  7. Diversify.
    Scripture teaches us not to put all of our eggs in one basket.

    “But divide your investments among many places, for you do not know what risks might lie ahead” (Ecclesiastes 11:2).

    If you invest your entire portfolio in a single stock and that stock has a bad year, that’s a problem. But if you invest in 10 to 20 stocks and one of them has a bad year, the performance of the others may balance that out. That’s the idea behind diversification.

    Investing in mutual funds, as opposed to individual stocks, is a simple way to diversify your investments. A mutual fund is a pool of money from many investors that is invested in many stocks (or other types of investment).

    A crucial next step is deciding how to diversify by determining your optimal asset allocation. That will tell you, based on your age and investing temperament, how to best balance the competing goals of growth and safety with an appropriate mix of stock funds and bond funds.
     
  8. Use wise counselors.
    The Bible encourages us to seek the input of trusted advisers.

    “Plans succeed through good counsel” (Proverbs 20:18). By the same token, “Plans fail for lack of counsel” (Proverbs 15:22).

    Investing can be challenging to do entirely on one’s own. Fortunately, good counsel is readily at hand, whether via an investment newsletter or a financial advisor.
     
  9. Trust in God.
    The Bible says, “Some trust in chariots and some in horses, but we trust in the name of the LORD our God” (Psalm 20:7). Perhaps nothing sets the Christian investor apart from others more than this: in good times and bad, our trust is in the Lord.

    In the aftermath of the pandemic-fueled market crash of early 2020, it was encouraging to survey SMI’s members and see so many crediting their faith, prayer, and meditating on the truth of God’s Word for helping them get through that troubling time. Over 500 members sent us more than 70 verses of Scripture that they turned to for comfort and reassurance.

Principles into practice
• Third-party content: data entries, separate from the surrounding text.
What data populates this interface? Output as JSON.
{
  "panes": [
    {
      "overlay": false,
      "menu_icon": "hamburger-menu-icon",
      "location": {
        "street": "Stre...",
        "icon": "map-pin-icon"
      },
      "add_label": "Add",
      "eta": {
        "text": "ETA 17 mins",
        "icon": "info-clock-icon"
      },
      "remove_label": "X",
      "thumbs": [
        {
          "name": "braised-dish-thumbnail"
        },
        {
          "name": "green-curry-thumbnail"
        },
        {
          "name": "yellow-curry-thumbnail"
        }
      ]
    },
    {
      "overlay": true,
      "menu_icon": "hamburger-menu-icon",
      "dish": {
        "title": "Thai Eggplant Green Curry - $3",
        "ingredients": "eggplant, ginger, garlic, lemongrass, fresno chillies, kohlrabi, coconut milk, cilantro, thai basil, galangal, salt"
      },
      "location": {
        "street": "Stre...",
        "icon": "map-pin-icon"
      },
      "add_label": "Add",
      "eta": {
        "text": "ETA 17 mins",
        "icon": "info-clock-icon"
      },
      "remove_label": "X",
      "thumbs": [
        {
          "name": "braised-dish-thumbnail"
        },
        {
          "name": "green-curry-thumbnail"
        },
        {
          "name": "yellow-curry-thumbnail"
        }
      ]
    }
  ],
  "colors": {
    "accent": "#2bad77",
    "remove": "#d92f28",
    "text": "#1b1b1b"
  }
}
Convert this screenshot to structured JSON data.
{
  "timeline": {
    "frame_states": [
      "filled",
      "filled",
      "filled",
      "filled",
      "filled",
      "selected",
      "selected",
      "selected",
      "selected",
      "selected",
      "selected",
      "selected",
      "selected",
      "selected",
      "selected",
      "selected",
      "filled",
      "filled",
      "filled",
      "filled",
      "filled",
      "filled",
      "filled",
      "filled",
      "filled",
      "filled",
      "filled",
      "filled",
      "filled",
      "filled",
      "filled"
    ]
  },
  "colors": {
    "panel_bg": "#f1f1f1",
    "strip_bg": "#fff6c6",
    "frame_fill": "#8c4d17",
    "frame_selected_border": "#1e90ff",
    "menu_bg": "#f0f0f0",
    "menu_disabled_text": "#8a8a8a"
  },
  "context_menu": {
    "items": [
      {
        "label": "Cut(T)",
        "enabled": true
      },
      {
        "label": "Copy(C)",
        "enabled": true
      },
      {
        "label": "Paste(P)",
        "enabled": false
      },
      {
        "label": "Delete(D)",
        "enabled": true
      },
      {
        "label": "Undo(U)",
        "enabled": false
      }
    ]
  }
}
Imagine the good that would come about if all Christ-followers used these nine principles to guide their investing. Imagine how much more portfolios — and more importantly, impact — could be multiplied. Imagine how much more money could flow toward Kingdom purposes and how much better families would be provided for.

Imagine how much more peace of mind would be experienced by Christian investors — so much so that others might notice, ask questions, and be introduced not just to good investment counsel but to the Good News. Imagine how much more God would be glorified.